■ **EXERCISE DETAILS**
Which lines in the data below contain the string "NetSuite"? Show each one.

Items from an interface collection

++++

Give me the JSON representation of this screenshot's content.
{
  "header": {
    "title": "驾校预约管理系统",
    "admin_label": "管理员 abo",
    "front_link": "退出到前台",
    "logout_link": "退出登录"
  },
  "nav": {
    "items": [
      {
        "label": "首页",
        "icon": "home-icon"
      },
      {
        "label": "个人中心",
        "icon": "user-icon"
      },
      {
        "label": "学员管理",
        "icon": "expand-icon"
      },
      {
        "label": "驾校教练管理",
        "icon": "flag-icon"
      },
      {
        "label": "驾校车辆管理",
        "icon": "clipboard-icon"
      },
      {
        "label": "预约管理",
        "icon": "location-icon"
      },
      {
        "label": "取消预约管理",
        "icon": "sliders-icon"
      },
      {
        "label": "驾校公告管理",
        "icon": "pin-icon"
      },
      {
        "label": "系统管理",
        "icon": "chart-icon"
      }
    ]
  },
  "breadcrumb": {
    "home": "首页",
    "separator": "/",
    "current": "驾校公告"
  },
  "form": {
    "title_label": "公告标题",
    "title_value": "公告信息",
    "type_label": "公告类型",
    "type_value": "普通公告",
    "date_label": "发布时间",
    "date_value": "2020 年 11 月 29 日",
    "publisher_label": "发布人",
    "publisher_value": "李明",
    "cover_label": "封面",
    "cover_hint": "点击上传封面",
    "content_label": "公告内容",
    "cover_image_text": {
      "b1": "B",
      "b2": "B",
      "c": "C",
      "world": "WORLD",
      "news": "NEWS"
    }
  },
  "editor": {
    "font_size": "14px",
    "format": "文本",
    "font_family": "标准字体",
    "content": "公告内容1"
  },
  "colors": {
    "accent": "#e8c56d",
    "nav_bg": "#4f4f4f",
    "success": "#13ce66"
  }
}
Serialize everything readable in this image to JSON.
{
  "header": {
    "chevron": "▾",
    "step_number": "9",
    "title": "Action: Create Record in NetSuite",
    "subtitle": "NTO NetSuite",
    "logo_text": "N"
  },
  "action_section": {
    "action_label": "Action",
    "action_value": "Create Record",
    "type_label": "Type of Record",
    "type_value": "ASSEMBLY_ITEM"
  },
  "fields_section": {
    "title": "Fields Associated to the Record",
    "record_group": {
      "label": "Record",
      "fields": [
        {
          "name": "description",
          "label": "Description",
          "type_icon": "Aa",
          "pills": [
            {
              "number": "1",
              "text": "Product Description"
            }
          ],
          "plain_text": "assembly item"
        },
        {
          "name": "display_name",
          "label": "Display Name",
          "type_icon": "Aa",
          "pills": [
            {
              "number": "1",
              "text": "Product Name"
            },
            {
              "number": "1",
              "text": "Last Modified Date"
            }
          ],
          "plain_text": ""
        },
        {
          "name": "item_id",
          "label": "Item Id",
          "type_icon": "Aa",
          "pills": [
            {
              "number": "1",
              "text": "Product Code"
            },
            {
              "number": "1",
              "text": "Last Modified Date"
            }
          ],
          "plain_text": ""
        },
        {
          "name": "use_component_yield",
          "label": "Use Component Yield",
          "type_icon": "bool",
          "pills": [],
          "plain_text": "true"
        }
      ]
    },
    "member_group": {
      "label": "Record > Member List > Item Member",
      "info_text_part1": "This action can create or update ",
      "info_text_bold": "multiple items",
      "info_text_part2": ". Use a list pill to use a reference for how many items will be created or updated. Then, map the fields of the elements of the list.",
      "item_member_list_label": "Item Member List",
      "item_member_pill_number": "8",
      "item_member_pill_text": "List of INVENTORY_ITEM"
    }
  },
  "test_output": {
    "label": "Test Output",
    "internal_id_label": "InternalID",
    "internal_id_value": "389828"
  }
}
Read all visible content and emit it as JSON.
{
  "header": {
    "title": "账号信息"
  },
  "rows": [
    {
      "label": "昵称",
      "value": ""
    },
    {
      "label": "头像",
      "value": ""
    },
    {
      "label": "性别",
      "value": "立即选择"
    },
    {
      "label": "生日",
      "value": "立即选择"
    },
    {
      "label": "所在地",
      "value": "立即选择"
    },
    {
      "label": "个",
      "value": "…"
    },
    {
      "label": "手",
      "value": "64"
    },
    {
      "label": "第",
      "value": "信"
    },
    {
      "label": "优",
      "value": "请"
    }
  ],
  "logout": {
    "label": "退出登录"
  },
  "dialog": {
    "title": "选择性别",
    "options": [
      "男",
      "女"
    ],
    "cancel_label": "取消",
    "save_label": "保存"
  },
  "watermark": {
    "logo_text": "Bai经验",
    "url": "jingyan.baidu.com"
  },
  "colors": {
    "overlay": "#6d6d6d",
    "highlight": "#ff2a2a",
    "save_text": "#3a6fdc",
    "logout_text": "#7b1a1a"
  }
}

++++

■ **EXERCISE SOLUTION**
    "title": "Action: Create Record in NetSuite",
    "subtitle": "NTO NetSuite",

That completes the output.